**Assignment:** Could you copy every line of the data that contains the word "value"?

**Data in this exercise:**
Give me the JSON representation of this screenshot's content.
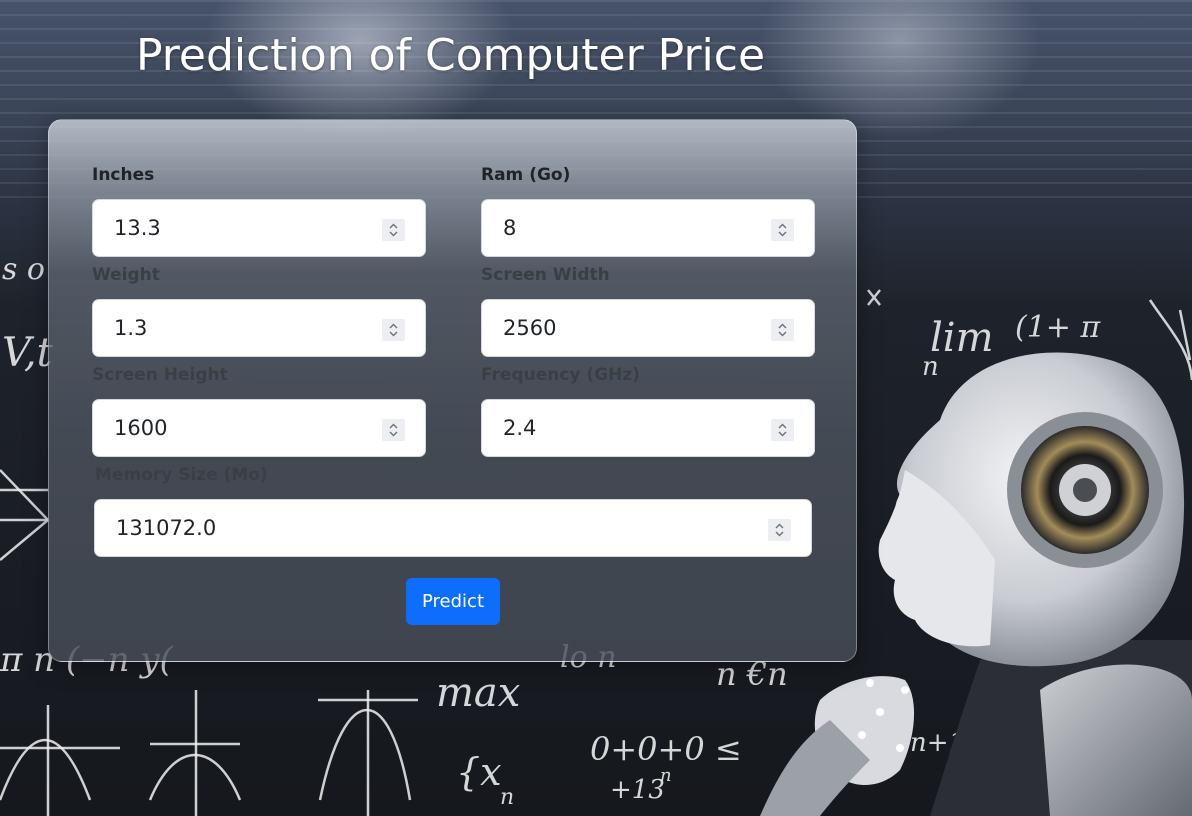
{
  "page": {
    "title": "Prediction of Computer Price"
  },
  "form": {
    "fields": [
      {
        "label": "Inches",
        "value": "13.3"
      },
      {
        "label": "Ram (Go)",
        "value": "8"
      },
      {
        "label": "Weight",
        "value": "1.3"
      },
      {
        "label": "Screen Width",
        "value": "2560"
      },
      {
        "label": "Screen Height",
        "value": "1600"
      },
      {
        "label": "Frequency (GHz)",
        "value": "2.4"
      },
      {
        "label": "Memory Size (Mo)",
        "value": "131072.0"
      }
    ],
    "predict_label": "Predict"
  },
  "background": {
    "chalk": {
      "lim": "lim",
      "max": "max",
      "seq": "0+0+0 ≤",
      "n13": "n+13n",
      "xn": "{x",
      "n_sub": "n",
      "plus13": "+13",
      "n_exp": "n",
      "frac": "(1+ π",
      "n_left": "n",
      "v_left": "V,t",
      "s_left": "s o",
      "lower_left": "π n (−n y(",
      "mid_lower": "lo n",
      "n_brack": "n €n"
    }
  },
  "colors": {
    "accent": "#0d6efd",
    "title_text": "#ffffff",
    "input_bg": "#ffffff"
  }
}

**Finished task:**
        "value": "13.3"
        "value": "8"
        "value": "1.3"
        "value": "2560"
        "value": "1600"
        "value": "2.4"
        "value": "131072.0"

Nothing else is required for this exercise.